These are the ‘social entrepreneurs’. Social entrepreneurs are a growing group of entrepreneurs who regard solving a social problem as their first priority. Social enterprises fit seamlessly into the trend of increasing awareness among entrepreneurs and their effect on society. We see this reflected in corporate social responsibility and the emergence of the circular economy, for instance. But views on the matter vary, and it may very well have to do with the name; after all, if social entrepreneurship exists, does asocial entrepreneurship also have a place in society? The believers say that social entrepreneurs will save the Netherlands. But sceptics claim that social enterprises are no different from other enterprises and that we shouldn’t pay them too much attention. It´s difficult to categorise social enterprises. The term does not cover all organisations that solve social problems. And because they are not a distinct group, it is difficult to collect data on what exactly social entrepreneurs contribute. Then again, perhaps categorising them isn’t so important.
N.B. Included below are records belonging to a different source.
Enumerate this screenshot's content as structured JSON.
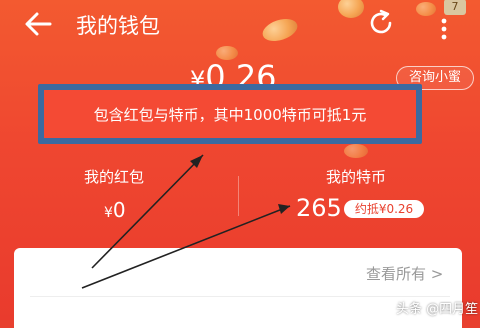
{
  "header": {
    "title": "我的钱包",
    "badge_count": "7",
    "icons": [
      "arrow-left-icon",
      "refresh-icon",
      "more-vertical-icon"
    ]
  },
  "balance": {
    "currency": "¥",
    "amount": "0.26"
  },
  "consult_button": "咨询小蜜",
  "notice": "包含红包与特币，其中1000特币可抵1元",
  "red_packet": {
    "label": "我的红包",
    "currency": "¥",
    "value": "0"
  },
  "coins": {
    "label": "我的特币",
    "value": "265",
    "approx": "约抵¥0.26"
  },
  "card": {
    "view_all": "查看所有 >"
  },
  "watermark": "头条 @四月笙",
  "colors": {
    "background": "#ef4730",
    "highlight_border": "#3b6aa0",
    "text": "#ffffff"
  }
}
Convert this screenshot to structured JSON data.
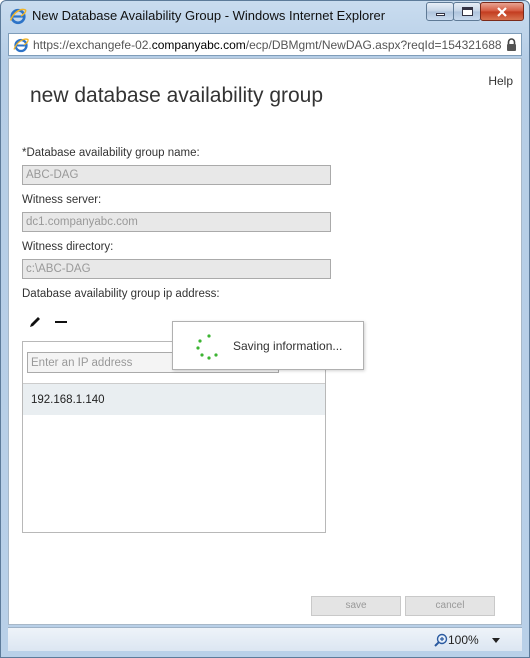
{
  "window": {
    "title": "New Database Availability Group - Windows Internet Explorer",
    "controls": {
      "minimize": "minimize",
      "maximize": "maximize",
      "close": "close"
    }
  },
  "addressbar": {
    "prefix": "https://exchangefe-02.",
    "domain": "companyabc.com",
    "path": "/ecp/DBMgmt/NewDAG.aspx?reqId=154321688",
    "icon": "ie-page-icon",
    "secure_icon": "lock-icon"
  },
  "page": {
    "help": "Help",
    "title": "new database availability group",
    "fields": {
      "dag_name_label": "*Database availability group name:",
      "dag_name_value": "ABC-DAG",
      "witness_server_label": "Witness server:",
      "witness_server_value": "dc1.companyabc.com",
      "witness_dir_label": "Witness directory:",
      "witness_dir_value": "c:\\ABC-DAG",
      "ip_label": "Database availability group ip address:"
    },
    "ip_panel": {
      "placeholder": "Enter an IP address",
      "addresses": [
        "192.168.1.140"
      ]
    },
    "saving": {
      "text": "Saving information..."
    },
    "buttons": {
      "save": "save",
      "cancel": "cancel"
    }
  },
  "statusbar": {
    "zoom": "100%"
  },
  "colors": {
    "spinner": "#3cb432",
    "accent": "#1e5aa8"
  }
}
Are social entrepreneurs the vanguard of a new movement in entrepreneurship that takes on a different role in society, namely solving tough social issues? For one, it’s a movement that is greatly valued, also by other entrepreneurs. Thousands of visitors to this year´s Week of the Entrepreneur event in the Netherlands were asked to name the best Dutch entrepreneur. The award of “Best Entrepreneur” went to Jaap Korteweg of Vegetarische Slager (vegetarian butcher). This entrepreneur wants to change the food chain by making meat redundant. Another entrepreneur in the top ten, selected by a cross-section of thousands of entrepreneurs, was a platform for lending and borrowing goods. Entrepreneurs who make money solving tough social problems are also appreciated by other entrepreneurs. Do social entrepreneurs form the vanguard of a movement of new large-scale entrepreneurship? I hope so. I, for one, will be following them.